x = [0 0]; y = [-8 8]; K = 'k'; LW = 'linewidth'; FS = 'fontsize';

The Adams-Bashforth formulas are the simplest family of explicit linear multistep methods; they are the basis of the Matlab code ODE113. Here are stability regions for the Adams-Bashforth formulas of orders 1, 2, 3. (We can't go higher without extra effort, because at order 4 this method would give a loop that would need to be lopped off.) As the order increases, the regions get smaller, corresponding to stricter limits on the allowable time step.

plot(y,x,K,LW,1), hold on, plot(x,y,K)
t = chebfun('t',[0 2*pi]);
z = exp(1i*t); r = z-1;
s = 1; plot(r./s,C,c{1},LW,2)                      % order 1
s = (3-1./z)/2; plot(r./s,C,c{2},LW,2)             % order 2
s = (23-16./z+5./z.^2)/12; plot(r./s,C,c{3},LW,2)  % order 3
axis([-2.5 .5 -1.5 1.5]), axis square, grid on
title('Adams-Bashforth orders 1,2,3',FS,16)

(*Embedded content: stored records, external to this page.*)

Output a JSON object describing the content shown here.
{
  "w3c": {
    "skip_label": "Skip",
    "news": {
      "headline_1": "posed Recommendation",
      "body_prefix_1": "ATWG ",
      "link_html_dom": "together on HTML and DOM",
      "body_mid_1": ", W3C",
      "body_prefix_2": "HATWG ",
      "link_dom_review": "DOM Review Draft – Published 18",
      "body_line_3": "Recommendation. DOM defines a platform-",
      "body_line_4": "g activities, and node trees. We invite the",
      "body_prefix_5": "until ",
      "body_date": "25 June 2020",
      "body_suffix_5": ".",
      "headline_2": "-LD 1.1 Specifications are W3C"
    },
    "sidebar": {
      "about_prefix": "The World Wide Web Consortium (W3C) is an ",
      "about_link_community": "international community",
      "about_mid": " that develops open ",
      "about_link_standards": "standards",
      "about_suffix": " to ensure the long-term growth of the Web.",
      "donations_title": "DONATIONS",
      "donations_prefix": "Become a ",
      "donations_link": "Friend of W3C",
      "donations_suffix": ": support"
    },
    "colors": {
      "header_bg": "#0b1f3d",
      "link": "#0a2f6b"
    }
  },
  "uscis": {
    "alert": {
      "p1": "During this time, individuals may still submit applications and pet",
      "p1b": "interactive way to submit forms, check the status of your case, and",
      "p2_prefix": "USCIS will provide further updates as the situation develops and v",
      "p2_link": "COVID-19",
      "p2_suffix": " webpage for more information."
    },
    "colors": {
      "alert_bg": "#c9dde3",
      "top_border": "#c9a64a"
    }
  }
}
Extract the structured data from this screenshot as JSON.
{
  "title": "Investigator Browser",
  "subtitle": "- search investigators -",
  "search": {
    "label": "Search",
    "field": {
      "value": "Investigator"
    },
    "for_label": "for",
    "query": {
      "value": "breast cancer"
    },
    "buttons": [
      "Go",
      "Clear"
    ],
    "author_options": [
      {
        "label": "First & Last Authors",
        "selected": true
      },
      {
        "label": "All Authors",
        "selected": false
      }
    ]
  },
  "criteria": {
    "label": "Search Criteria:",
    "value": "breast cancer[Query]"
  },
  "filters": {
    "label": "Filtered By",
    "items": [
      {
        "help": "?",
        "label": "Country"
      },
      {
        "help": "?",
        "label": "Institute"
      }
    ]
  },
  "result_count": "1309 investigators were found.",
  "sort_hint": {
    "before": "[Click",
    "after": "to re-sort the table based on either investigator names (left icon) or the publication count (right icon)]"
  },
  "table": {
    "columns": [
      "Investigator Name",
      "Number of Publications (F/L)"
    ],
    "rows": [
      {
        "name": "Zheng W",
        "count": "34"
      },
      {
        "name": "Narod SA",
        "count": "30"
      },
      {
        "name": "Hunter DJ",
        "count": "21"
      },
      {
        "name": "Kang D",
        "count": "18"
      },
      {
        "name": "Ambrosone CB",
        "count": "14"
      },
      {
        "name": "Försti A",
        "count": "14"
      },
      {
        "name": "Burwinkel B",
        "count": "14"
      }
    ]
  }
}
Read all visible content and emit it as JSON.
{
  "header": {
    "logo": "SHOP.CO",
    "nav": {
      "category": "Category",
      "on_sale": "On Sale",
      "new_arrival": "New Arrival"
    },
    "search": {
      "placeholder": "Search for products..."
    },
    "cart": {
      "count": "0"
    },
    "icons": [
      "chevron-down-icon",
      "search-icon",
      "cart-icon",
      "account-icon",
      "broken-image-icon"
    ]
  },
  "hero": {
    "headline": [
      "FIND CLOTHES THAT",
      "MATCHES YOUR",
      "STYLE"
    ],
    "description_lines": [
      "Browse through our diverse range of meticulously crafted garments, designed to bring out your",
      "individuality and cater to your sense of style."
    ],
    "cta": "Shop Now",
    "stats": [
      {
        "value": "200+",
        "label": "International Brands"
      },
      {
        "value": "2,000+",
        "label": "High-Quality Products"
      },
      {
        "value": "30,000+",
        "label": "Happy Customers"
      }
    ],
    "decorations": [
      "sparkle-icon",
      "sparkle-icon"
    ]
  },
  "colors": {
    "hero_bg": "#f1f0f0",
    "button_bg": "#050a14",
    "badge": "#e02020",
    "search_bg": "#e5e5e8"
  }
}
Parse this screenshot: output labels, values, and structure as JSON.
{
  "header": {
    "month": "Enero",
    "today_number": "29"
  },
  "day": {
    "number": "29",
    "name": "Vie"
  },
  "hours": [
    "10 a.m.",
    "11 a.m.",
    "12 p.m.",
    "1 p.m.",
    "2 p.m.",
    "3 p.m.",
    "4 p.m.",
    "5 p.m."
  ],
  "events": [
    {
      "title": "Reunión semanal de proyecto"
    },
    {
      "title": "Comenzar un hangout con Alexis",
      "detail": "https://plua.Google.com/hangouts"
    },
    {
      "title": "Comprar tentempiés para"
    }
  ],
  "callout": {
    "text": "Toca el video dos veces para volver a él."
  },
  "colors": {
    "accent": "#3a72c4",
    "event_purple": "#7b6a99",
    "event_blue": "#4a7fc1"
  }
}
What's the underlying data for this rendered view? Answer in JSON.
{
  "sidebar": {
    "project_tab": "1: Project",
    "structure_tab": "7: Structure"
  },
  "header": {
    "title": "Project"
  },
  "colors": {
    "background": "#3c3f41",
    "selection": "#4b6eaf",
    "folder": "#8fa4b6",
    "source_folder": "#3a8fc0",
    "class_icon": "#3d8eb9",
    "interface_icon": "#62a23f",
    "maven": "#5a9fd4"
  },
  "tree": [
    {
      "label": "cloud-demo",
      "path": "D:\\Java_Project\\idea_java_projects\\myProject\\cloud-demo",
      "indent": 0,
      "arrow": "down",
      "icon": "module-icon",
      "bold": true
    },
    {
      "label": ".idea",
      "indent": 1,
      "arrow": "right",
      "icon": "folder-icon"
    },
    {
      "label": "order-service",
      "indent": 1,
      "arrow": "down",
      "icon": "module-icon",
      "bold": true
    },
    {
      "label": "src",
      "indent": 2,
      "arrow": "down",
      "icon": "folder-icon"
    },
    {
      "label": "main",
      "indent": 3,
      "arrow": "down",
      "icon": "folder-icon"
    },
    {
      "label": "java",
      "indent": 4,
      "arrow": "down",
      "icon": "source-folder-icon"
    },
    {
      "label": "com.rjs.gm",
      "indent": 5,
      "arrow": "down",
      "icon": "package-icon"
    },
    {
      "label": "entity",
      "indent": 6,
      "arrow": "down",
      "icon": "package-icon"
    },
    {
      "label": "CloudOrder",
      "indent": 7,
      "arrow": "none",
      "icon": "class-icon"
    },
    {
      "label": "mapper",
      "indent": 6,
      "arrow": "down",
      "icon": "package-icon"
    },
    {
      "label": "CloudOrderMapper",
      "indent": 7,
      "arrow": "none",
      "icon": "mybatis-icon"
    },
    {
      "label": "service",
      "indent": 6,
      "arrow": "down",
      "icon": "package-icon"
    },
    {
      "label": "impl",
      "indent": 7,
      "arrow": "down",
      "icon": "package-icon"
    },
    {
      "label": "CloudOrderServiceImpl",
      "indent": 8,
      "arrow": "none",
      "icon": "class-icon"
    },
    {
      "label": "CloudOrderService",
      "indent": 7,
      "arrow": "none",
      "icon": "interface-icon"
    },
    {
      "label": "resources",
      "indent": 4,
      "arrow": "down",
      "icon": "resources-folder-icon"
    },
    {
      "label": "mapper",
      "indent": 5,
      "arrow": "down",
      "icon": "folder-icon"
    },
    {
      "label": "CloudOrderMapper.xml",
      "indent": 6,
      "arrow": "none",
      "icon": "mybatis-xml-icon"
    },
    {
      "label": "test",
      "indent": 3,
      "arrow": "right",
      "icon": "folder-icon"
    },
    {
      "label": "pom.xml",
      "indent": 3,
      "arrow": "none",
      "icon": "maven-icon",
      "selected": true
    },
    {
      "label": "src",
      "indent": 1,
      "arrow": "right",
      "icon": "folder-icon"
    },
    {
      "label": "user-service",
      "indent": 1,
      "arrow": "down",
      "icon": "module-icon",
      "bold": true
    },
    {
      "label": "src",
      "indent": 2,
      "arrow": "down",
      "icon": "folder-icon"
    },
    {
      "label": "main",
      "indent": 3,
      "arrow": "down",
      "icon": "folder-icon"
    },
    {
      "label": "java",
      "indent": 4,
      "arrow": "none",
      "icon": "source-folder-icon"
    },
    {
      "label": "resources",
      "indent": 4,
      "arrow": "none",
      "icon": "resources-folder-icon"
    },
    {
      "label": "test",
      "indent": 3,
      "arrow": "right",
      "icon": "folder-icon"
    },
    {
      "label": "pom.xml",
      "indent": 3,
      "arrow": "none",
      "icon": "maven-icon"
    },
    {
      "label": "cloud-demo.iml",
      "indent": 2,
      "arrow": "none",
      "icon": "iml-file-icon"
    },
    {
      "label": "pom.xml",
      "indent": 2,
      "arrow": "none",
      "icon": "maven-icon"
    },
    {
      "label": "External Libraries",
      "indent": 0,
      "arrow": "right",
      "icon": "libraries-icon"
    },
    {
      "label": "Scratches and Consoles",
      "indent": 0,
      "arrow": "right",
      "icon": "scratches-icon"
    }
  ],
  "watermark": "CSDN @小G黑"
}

The Runge-Kutta formulas are one-step methods, a bit trickier to derive but simpler to apply; they are the basis of the Matlab codes ODE23 and ODE45. To plot their stability regions, we need to solve an equation. We can do that with a Newton iteration, which we terminate here after 3 or 4 steps. Here are stability regions of RK formulas of order 1,2,3,4. In this case the regions get bigger as the order increases.

clf, plot(y,x,K,LW,1), hold on, plot(x,y,K)
w = z-1;
plot(w,C,c{1},LW,2)                                % order 1
for i = 1:3
  w = w-(1+w+.5*w.^2-z.^2)./(1+w);
plot(w,C,c{2},LW,2)                                % order 2
for i = 1:4
  w = w-(1+w+.5*w.^2+w.^3/6-z.^3)./(1+w+w.^2/2);
plot(w,C,c{3},LW,2)                                % order 3
for i = 1:4
  w = w-(1+w+.5*w.^2+w.^3/6+w.^4/24-z.^4)...
plot(w,C,c{4},LW,2)                                % order 4
axis([-5 2 -3.5 3.5]), axis square, grid on
title('Runge-Kutta orders 1,2,3,4',FS,16)

Finally we look at the backward differentiation formulas of orders 1-6, which are related to the Matlab code ODE15S. In this case the stability regions are the exteriors of the curves drawn.

clf, plot(8*y,x,K,LW,1), hold on, plot(x,8*y,K)
d = 1-1./z; r = 0;
for i = 1:6
  r = r+(d.^i)/i;
axis([-15 35 -25 25]), axis square, grid on
title('Backward differentiation orders 1-6 (exteriors of curves)',FS,16)

Here is a close-up. The order 1 and 2 RK formulas are A-stable, meaning that their stability regions contain the whole left half-plane. The stability regions of the order 3,4,5,6 formulas contain the negative real axis but not the whole left half-plane.

axis(6*[-1 1 -1 1])
title('Backward differentiation close-up',FS,16)


E. Hairer and G. Wanner, Solving Ordinary Differential Equatins II, Stiff and Differential-Algebraic Problems, Springer, 1996.